4. Group like items together to create a streamlined system

Basements are best used for seasonal storage and items that you don't need access to very frequently. As a result, the best organizing idea to follow is grouping like items together to make things simple to pull out when needed. 

Brenda Scott, a professional home organizer, recommends categories such as ‘holiday decor, out-of-season clothing, sports equipment, home fix-it items, car accessories etc.

‘If you have a lot of one category, keep an entire shelving unit just for that.
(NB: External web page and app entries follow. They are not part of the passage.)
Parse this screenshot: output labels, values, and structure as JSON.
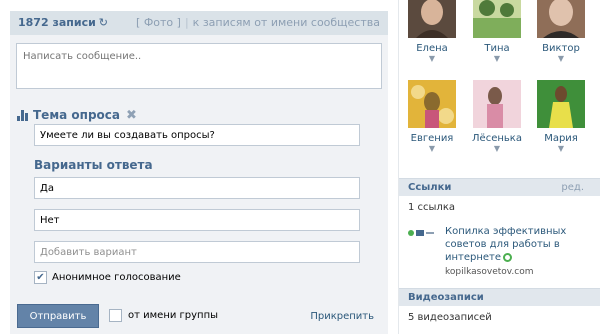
{
  "wall": {
    "count_label": "1872 записи",
    "refresh_icon": "↻",
    "photo_link": "[ Фото ]",
    "separator": "|",
    "community_link": "к записям от имени сообщества"
  },
  "composer": {
    "message_placeholder": "Написать сообщение..",
    "poll_title": "Тема опроса",
    "close_icon": "✖",
    "poll_question": "Умеете ли вы создавать опросы?",
    "answers_title": "Варианты ответа",
    "answers": [
      "Да",
      "Нет"
    ],
    "add_answer_placeholder": "Добавить вариант",
    "anonymous_label": "Анонимное голосование",
    "anonymous_checked": true,
    "send_label": "Отправить",
    "from_group_label": "от имени группы",
    "attach_label": "Прикрепить"
  },
  "friends": [
    {
      "name": "Елена",
      "arrow": "▼",
      "palette": [
        "#5b4a3e",
        "#d8b49a",
        "#3d2f26"
      ]
    },
    {
      "name": "Тина",
      "arrow": "▼",
      "palette": [
        "#7fae5b",
        "#c9d9a0",
        "#4f7a3a"
      ]
    },
    {
      "name": "Виктор",
      "arrow": "▼",
      "palette": [
        "#8f6e58",
        "#e0c2ad",
        "#2e2a28"
      ]
    },
    {
      "name": "Евгения",
      "arrow": "▼",
      "palette": [
        "#e2b43a",
        "#f2d98a",
        "#8a6a2e"
      ]
    },
    {
      "name": "Лёсенька",
      "arrow": "▼",
      "palette": [
        "#d98ca6",
        "#f1d4dc",
        "#7a5a4a"
      ]
    },
    {
      "name": "Мария",
      "arrow": "▼",
      "palette": [
        "#3f8f3a",
        "#e8df4a",
        "#6d4a2e"
      ]
    }
  ],
  "links_section": {
    "title": "Ссылки",
    "edit_label": "ред.",
    "count_label": "1 ссылка",
    "link_text": "Копилка эффективных советов для работы в интернете",
    "domain": "kopilkasovetov.com",
    "link_icon": "link-icons"
  },
  "videos_section": {
    "title": "Видеозаписи",
    "count_label": "5 видеозаписей"
  },
  "colors": {
    "accent": "#45688e",
    "header_bg": "#dae2e8",
    "panel_bg": "#f0f2f5",
    "button_bg": "#6383a8",
    "link": "#2b587a"
  }
}
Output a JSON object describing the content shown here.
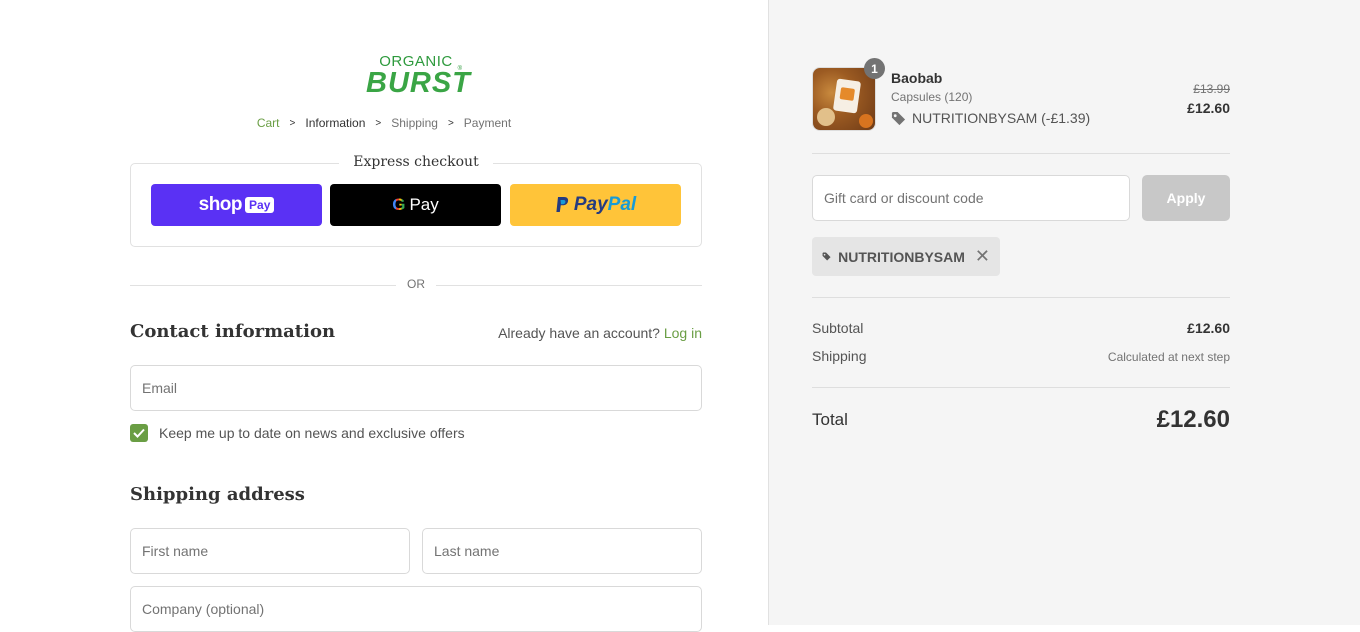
{
  "logo": {
    "line1": "ORGANIC",
    "line2": "BURST"
  },
  "breadcrumb": {
    "items": [
      "Cart",
      "Information",
      "Shipping",
      "Payment"
    ]
  },
  "express": {
    "title": "Express checkout",
    "shop_pay": {
      "text": "shop",
      "badge": "Pay"
    },
    "google_pay": {
      "g": "G",
      "text": "Pay"
    },
    "paypal": {
      "part1": "Pay",
      "part2": "Pal"
    }
  },
  "divider": {
    "text": "OR"
  },
  "contact": {
    "heading": "Contact information",
    "account_prompt": "Already have an account?",
    "login_link": "Log in",
    "email_placeholder": "Email",
    "newsletter_label": "Keep me up to date on news and exclusive offers",
    "newsletter_checked": true
  },
  "shipping": {
    "heading": "Shipping address",
    "first_name_placeholder": "First name",
    "last_name_placeholder": "Last name",
    "company_placeholder": "Company (optional)"
  },
  "cart": {
    "quantity": "1",
    "product_name": "Baobab",
    "product_variant": "Capsules (120)",
    "product_discount": "NUTRITIONBYSAM (-£1.39)",
    "price_original": "£13.99",
    "price_current": "£12.60"
  },
  "discount": {
    "placeholder": "Gift card or discount code",
    "apply_label": "Apply",
    "applied_code": "NUTRITIONBYSAM"
  },
  "summary": {
    "subtotal_label": "Subtotal",
    "subtotal_value": "£12.60",
    "shipping_label": "Shipping",
    "shipping_value": "Calculated at next step",
    "total_label": "Total",
    "total_value": "£12.60"
  },
  "colors": {
    "accent": "#6a9e44",
    "shop_pay": "#5a31f4",
    "paypal": "#ffc439",
    "sidebar_bg": "#f5f5f5"
  }
}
You could label the shelving unit too, this helps others know where items can be found and where things need to go back.’

5. Make use of wall storage for things too small or long for boxes

Although a storage product professional organizers can’t live without, storage boxes and bins are not suitable for everything. 

Millie Hurst, Solved section editor for Homes & Gardens recommends using other wall storage such as hooks and peg boards to store smaller individual items you may need more frequently such as work gloves, and longer items too large for boxes like brushes and mops, hanging up out of the way but still in easy reach. 

‘Position these close to the entrance of your basement so they are quick to grab without having to file through your basement,’ she adds. 

Wooden Pegboard Modular Display Organization Storage Wall Hooks | $36.99 at Amazon

Wooden Pegboard Modular Display Organization Storage Wall Hooks | $36.99 at Amazon

Keep entryways orderly with a wall-mounted pegboard and spend less time looking for your keys.

millie hurst news writer
Millie Hurst

Millie Hurst is Section Editor at Homes & Gardens, overseeing the Solved section, which provides readers with practical advice for their homes. Millie has written about and tried out countless cleaning and DIY hacks in the six years since she became a journalist, and has worked in both London and New York. 


What is the fastest way to declutter a basement?

The quickest way to declutter a basement is to create a plan on which areas you are going to work through first. You can set yourself goals for each area, and a time limit so that you can take regular breaks and avoid decluttering when overwhelmed

It helps to take some trash bags and boxes down with you to help categorize items as you work so you don't end up with several piles littering your floor, too.

Is it okay to store clothes in a basement?

It is okay to store clothes in a basement so long as you store them correctly, using watertight bins and vacuum bags to help keep your clothing protected from temperature and moisture fluctuations in basements. It also helps to add scented sachets or liners to your storage bins to help ward off musty odors between uses, too.

One of the main benefits of organizing a basement is how much stuff you can store in it, including items that are not fit to be stored elsewhere in your home, says Brenda Scott, professional home organizer:

‘Anything can be stored in the basement, as long as the basement is dry and well-ventilated. This is incredibly beneficial when you consider that storing items in an attic can be problematic in our multi-seasonal weather. For instance, attics can get extremely hot and stuffy because heat rises and gets trapped in attics that might not have enough vents, or roof leaks that aren't detected for months can ruin anything stored. Basements, unless you are in a flood-risk area, are far more secure.

‘They are great for storing items safely.’

Chiana Dickson
Content Editor

Chiana has been at Homes & Gardens for two years, having started her journey in interior journalism as part of the graduate program. She spends most of her time producing content for the Solved section of the website, helping readers get the most out of their homes through clever decluttering, cleaning, and tidying tips – many of which she tests and reviews herself in her home in Lancaster to ensure they will consistently deliver for her readers and dabbles in the latest design trends. She also has a first-class degree in Literature from Lancaster University.